*Saved entries*.
# # # # # # #

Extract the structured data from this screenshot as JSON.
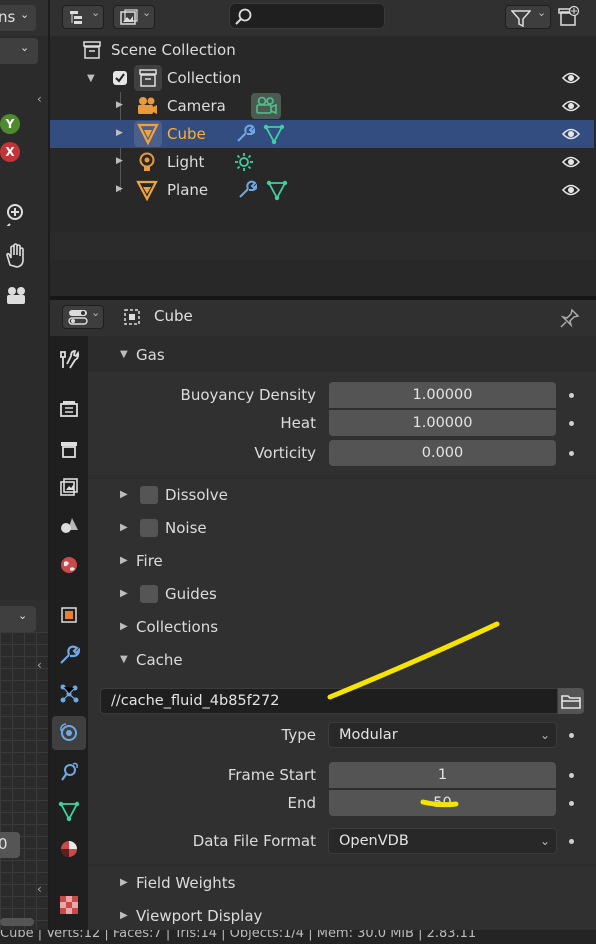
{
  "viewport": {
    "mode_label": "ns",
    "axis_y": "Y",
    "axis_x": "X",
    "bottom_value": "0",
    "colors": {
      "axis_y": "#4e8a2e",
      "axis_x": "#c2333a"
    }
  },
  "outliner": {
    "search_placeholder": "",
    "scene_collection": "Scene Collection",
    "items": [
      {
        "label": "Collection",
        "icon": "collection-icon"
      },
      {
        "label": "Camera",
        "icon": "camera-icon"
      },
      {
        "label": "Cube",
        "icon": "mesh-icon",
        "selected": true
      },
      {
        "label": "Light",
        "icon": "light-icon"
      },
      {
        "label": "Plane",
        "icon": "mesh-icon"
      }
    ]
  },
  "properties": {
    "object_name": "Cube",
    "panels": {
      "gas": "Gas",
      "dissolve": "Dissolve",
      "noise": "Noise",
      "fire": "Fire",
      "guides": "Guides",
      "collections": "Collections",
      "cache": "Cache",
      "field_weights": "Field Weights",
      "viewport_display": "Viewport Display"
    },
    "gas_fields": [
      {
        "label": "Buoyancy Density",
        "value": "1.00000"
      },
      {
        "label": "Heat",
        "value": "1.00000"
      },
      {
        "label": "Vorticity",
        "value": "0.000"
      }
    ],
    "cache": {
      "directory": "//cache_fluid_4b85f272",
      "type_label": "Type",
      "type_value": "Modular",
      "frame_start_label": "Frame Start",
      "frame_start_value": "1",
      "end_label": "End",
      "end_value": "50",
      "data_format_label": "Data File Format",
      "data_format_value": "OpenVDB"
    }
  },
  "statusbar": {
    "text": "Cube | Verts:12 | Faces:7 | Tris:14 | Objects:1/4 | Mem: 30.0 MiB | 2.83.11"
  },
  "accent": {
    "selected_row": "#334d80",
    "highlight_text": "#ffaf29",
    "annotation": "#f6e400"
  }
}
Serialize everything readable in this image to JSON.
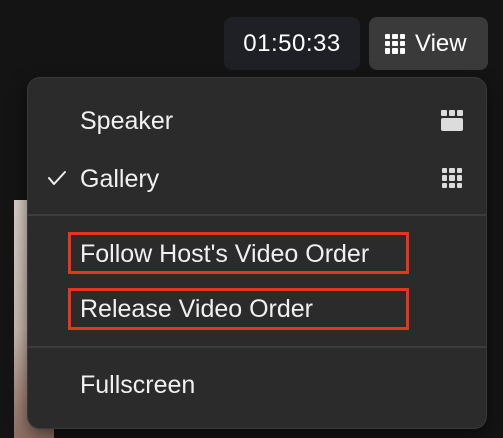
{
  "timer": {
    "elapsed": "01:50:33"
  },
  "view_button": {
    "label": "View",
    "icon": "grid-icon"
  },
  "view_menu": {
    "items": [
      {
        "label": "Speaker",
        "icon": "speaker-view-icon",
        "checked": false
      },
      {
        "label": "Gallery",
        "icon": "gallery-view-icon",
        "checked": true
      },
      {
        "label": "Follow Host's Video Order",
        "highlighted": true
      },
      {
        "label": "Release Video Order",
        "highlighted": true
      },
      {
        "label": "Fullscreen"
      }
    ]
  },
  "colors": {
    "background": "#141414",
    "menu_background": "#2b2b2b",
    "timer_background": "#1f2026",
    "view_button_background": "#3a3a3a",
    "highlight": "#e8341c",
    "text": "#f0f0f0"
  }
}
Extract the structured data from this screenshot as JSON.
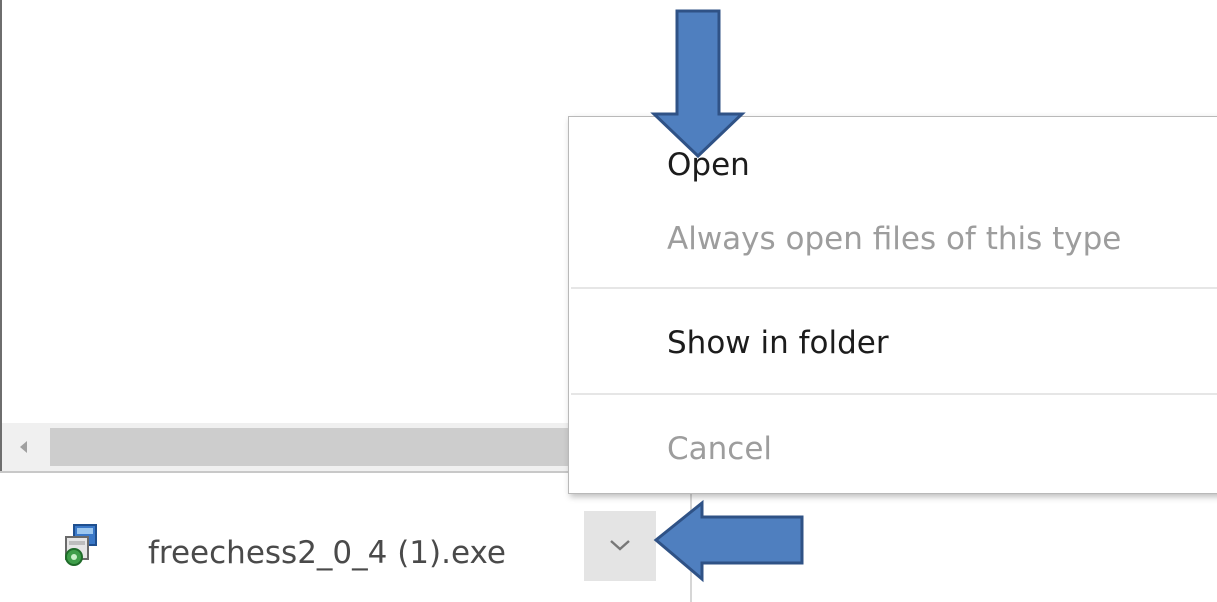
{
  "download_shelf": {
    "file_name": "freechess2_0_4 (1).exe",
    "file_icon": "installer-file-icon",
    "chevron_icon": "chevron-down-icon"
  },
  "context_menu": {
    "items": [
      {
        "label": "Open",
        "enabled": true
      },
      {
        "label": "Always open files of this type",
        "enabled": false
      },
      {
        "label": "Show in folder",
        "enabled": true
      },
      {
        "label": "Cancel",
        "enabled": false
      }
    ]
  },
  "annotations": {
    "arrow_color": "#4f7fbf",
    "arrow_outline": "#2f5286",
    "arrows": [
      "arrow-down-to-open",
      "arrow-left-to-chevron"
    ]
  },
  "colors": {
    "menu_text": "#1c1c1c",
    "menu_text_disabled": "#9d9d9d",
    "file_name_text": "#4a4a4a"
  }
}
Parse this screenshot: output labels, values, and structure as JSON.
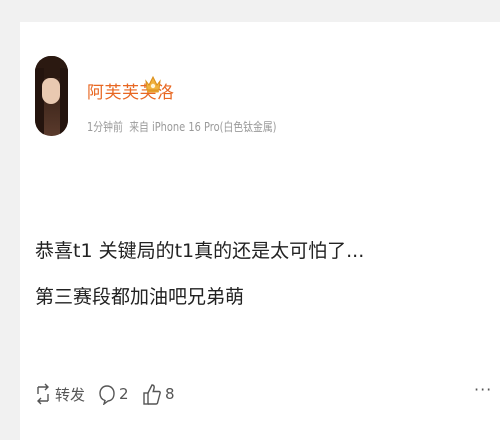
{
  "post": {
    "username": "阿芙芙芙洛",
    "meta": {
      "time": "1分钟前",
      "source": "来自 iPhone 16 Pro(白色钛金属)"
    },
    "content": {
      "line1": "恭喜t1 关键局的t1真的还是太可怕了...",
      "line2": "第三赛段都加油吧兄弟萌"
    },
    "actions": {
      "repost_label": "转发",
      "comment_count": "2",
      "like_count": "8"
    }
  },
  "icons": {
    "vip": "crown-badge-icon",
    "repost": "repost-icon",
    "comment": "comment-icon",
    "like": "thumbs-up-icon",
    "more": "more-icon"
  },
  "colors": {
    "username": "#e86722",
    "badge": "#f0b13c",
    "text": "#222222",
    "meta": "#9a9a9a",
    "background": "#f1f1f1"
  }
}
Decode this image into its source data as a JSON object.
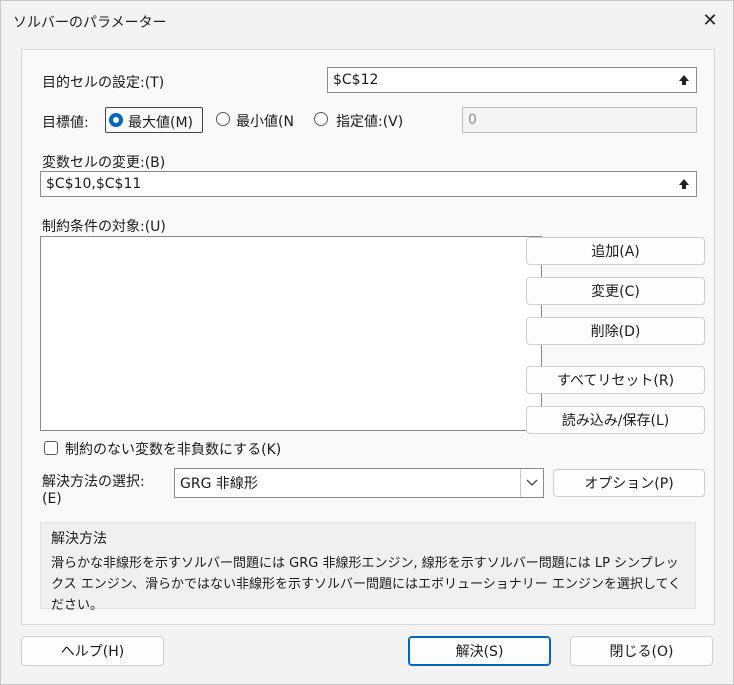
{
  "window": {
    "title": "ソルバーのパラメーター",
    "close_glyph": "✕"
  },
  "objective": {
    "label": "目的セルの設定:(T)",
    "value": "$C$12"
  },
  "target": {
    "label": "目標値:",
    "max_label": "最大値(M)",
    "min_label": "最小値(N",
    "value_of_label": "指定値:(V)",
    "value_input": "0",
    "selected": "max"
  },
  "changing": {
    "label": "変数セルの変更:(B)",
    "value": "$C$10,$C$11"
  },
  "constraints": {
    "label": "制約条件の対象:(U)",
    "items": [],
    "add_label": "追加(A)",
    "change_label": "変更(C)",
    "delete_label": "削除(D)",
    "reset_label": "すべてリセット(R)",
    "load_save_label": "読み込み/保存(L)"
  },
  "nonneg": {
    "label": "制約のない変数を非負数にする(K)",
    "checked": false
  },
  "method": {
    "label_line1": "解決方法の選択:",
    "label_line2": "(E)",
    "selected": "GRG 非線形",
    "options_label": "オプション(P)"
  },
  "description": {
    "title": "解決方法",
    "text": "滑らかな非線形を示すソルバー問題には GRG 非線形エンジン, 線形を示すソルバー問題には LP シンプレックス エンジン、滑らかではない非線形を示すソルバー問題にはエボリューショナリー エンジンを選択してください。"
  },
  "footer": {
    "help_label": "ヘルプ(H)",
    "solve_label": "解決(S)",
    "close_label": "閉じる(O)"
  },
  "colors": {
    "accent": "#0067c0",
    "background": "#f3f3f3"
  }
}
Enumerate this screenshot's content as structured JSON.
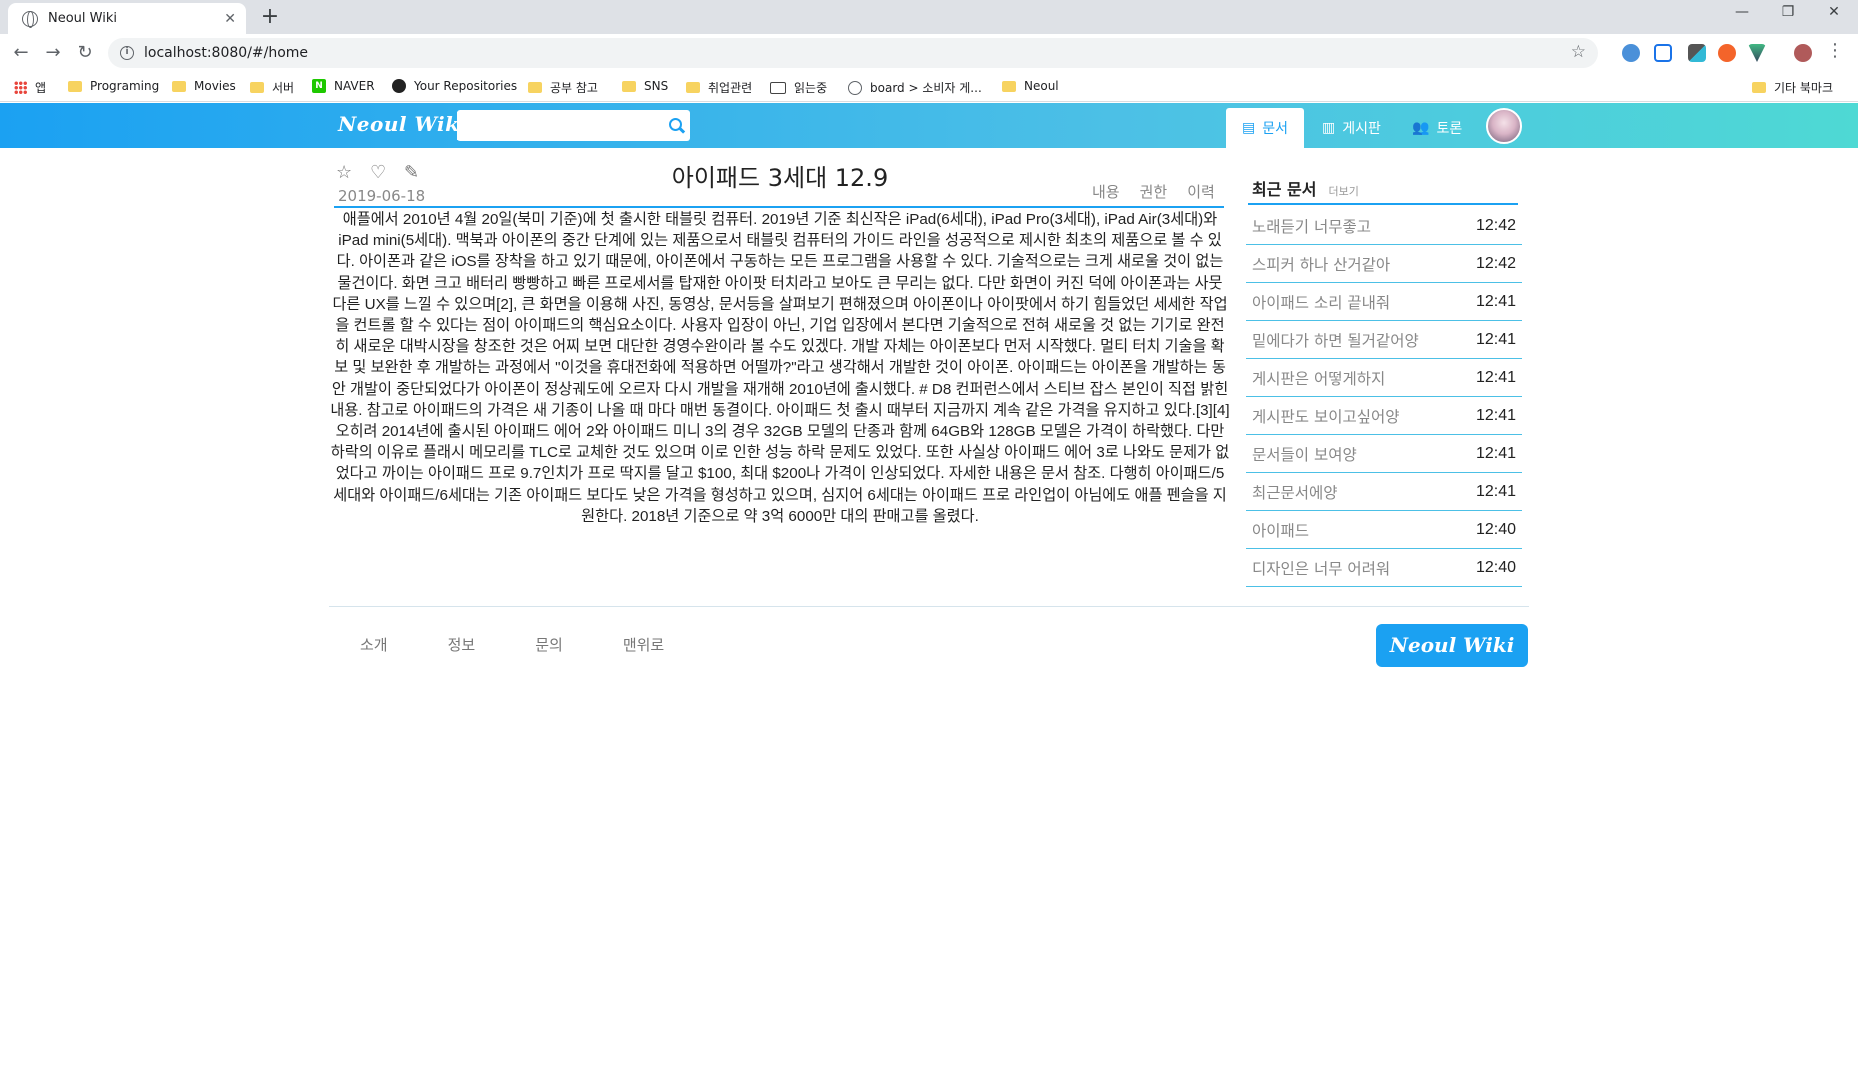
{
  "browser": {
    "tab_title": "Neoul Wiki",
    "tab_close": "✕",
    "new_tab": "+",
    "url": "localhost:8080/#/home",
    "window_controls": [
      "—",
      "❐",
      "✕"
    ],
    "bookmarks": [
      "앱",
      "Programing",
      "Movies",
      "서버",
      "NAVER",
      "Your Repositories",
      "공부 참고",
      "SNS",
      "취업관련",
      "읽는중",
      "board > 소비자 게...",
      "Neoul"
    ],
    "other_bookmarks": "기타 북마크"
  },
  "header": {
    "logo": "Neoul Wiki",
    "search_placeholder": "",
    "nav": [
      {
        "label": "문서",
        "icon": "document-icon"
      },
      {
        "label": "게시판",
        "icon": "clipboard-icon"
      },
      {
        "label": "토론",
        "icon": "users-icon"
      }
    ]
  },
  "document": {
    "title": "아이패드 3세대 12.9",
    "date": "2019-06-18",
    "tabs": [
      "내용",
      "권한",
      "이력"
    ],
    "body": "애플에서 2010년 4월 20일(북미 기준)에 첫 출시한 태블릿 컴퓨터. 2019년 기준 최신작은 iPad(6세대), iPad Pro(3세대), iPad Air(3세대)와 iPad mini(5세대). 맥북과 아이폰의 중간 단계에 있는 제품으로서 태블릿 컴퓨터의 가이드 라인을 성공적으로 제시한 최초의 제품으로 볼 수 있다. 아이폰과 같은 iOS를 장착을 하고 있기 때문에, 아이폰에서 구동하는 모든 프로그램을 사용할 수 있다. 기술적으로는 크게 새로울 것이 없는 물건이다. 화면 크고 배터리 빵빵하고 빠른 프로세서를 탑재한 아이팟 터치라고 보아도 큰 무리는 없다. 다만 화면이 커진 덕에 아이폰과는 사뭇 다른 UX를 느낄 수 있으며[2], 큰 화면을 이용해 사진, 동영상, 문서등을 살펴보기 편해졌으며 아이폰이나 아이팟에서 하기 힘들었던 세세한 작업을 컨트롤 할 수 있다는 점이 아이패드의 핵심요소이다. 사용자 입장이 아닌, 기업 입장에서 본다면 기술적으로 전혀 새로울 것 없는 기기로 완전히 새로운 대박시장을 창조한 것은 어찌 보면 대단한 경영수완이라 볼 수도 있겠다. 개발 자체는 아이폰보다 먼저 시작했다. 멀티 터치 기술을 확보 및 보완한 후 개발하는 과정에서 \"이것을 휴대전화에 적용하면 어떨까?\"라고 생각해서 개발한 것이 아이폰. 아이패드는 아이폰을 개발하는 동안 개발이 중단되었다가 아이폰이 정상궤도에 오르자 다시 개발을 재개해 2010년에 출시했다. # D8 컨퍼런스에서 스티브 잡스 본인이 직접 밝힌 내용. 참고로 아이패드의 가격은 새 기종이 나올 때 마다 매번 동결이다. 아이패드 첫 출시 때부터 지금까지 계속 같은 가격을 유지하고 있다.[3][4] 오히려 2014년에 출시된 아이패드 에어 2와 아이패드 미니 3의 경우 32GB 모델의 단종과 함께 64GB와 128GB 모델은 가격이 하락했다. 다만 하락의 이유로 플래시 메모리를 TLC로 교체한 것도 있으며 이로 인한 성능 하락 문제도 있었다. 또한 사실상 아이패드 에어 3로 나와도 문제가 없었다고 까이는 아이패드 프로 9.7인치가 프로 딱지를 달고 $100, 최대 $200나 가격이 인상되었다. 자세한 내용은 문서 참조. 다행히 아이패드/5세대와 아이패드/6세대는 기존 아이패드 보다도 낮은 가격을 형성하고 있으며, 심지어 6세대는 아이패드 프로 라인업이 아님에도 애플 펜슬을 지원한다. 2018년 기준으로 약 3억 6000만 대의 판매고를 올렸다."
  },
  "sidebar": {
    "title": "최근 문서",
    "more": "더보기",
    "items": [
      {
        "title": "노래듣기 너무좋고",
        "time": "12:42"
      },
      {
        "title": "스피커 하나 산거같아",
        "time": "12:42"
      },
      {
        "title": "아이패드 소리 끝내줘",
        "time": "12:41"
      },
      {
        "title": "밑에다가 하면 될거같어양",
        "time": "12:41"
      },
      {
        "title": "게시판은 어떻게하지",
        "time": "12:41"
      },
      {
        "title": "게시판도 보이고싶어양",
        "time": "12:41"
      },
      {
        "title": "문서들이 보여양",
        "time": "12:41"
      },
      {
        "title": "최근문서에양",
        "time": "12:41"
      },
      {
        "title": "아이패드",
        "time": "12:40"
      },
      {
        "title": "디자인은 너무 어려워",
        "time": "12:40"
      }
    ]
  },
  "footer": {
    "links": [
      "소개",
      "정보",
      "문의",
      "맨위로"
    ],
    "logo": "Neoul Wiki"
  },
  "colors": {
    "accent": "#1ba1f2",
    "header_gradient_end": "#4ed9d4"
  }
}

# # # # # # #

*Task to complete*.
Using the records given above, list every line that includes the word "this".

*Exercise response*.
Extract the structured data from this screenshot as JSON.
Serialize everything readable in this image to JSON.
Extract the structured data from this screenshot as JSON.
        "label": "Always open files of this type",
Parse this screenshot: output labels, values, and structure as JSON.
Decode this image into its source data as a JSON object.
Enumerate this screenshot's content as structured JSON.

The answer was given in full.